- _TASK OBJECTIVE_:
For the records below, report how many lines include the string "updated", leaving out everything except the number.

- _TASK MATERIAL_:
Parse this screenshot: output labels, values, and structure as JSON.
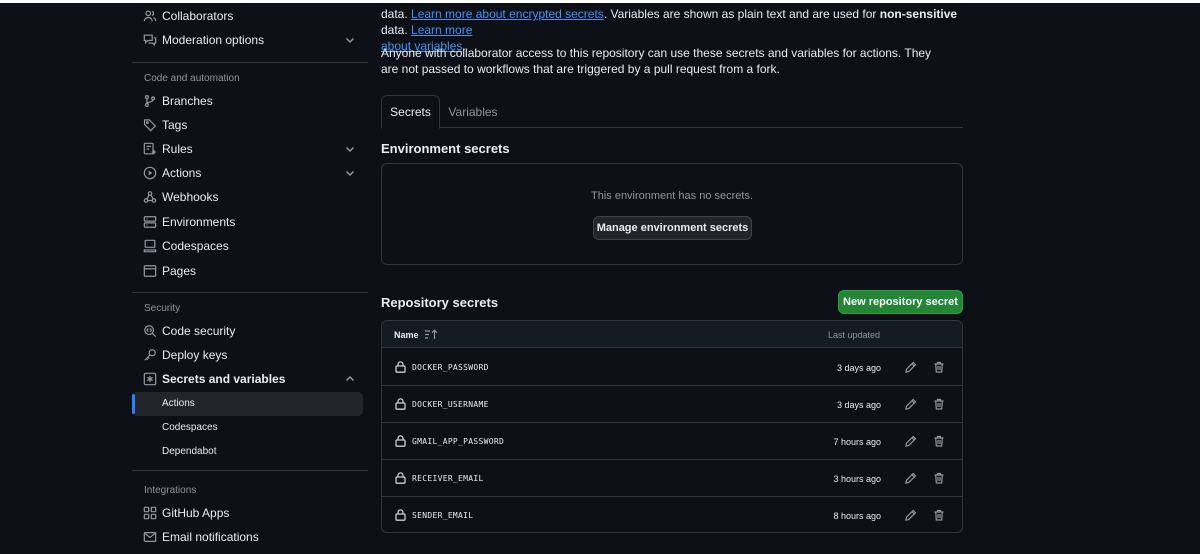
{
  "sidebar": {
    "top_items": [
      {
        "label": "Collaborators"
      },
      {
        "label": "Moderation options"
      }
    ],
    "code_automation": {
      "heading": "Code and automation",
      "items": [
        {
          "label": "Branches"
        },
        {
          "label": "Tags"
        },
        {
          "label": "Rules"
        },
        {
          "label": "Actions"
        },
        {
          "label": "Webhooks"
        },
        {
          "label": "Environments"
        },
        {
          "label": "Codespaces"
        },
        {
          "label": "Pages"
        }
      ]
    },
    "security": {
      "heading": "Security",
      "items": [
        {
          "label": "Code security"
        },
        {
          "label": "Deploy keys"
        },
        {
          "label": "Secrets and variables"
        }
      ],
      "sub_items": [
        {
          "label": "Actions"
        },
        {
          "label": "Codespaces"
        },
        {
          "label": "Dependabot"
        }
      ]
    },
    "integrations": {
      "heading": "Integrations",
      "items": [
        {
          "label": "GitHub Apps"
        },
        {
          "label": "Email notifications"
        }
      ]
    }
  },
  "main": {
    "intro1": {
      "t1": "data. ",
      "link1": "Learn more about encrypted secrets",
      "t2": ". Variables are shown as plain text and are used for ",
      "bold": "non-sensitive",
      "t3": " data. ",
      "link2a": "Learn more",
      "link2b": "about variables",
      "t4": "."
    },
    "intro2": "Anyone with collaborator access to this repository can use these secrets and variables for actions. They are not passed to workflows that are triggered by a pull request from a fork.",
    "tabs": [
      {
        "label": "Secrets"
      },
      {
        "label": "Variables"
      }
    ],
    "environment": {
      "heading": "Environment secrets",
      "empty_text": "This environment has no secrets.",
      "manage_button": "Manage environment secrets"
    },
    "repository": {
      "heading": "Repository secrets",
      "new_button": "New repository secret",
      "col_name": "Name",
      "col_updated": "Last updated",
      "rows": [
        {
          "name": "DOCKER_PASSWORD",
          "updated": "3 days ago"
        },
        {
          "name": "DOCKER_USERNAME",
          "updated": "3 days ago"
        },
        {
          "name": "GMAIL_APP_PASSWORD",
          "updated": "7 hours ago"
        },
        {
          "name": "RECEIVER_EMAIL",
          "updated": "3 hours ago"
        },
        {
          "name": "SENDER_EMAIL",
          "updated": "8 hours ago"
        }
      ]
    }
  },
  "colors": {
    "background": "#0d1117",
    "border": "#30363d",
    "link": "#4493f8",
    "primary_button": "#238636",
    "active_marker": "#2f81f7",
    "muted_text": "#8d96a0"
  },
  "icons": {
    "collaborators": "people-icon",
    "moderation": "comment-discussion-icon",
    "branches": "git-branch-icon",
    "tags": "tag-icon",
    "rules": "rules-icon",
    "actions": "play-icon",
    "webhooks": "webhook-icon",
    "environments": "server-icon",
    "codespaces": "codespaces-icon",
    "pages": "browser-icon",
    "code_security": "codescan-icon",
    "deploy_keys": "key-icon",
    "secrets": "key-asterisk-icon",
    "github_apps": "apps-icon",
    "email": "mail-icon",
    "lock": "lock-icon",
    "edit": "pencil-icon",
    "delete": "trash-icon",
    "sort": "sort-asc-icon",
    "chevron": "chevron-icon"
  }
}
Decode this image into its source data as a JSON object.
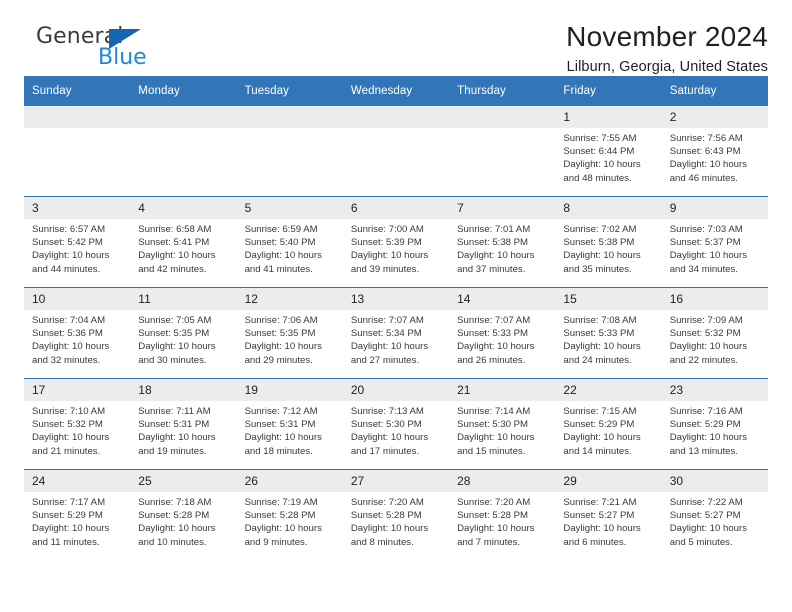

- _THE ANSWER_:
6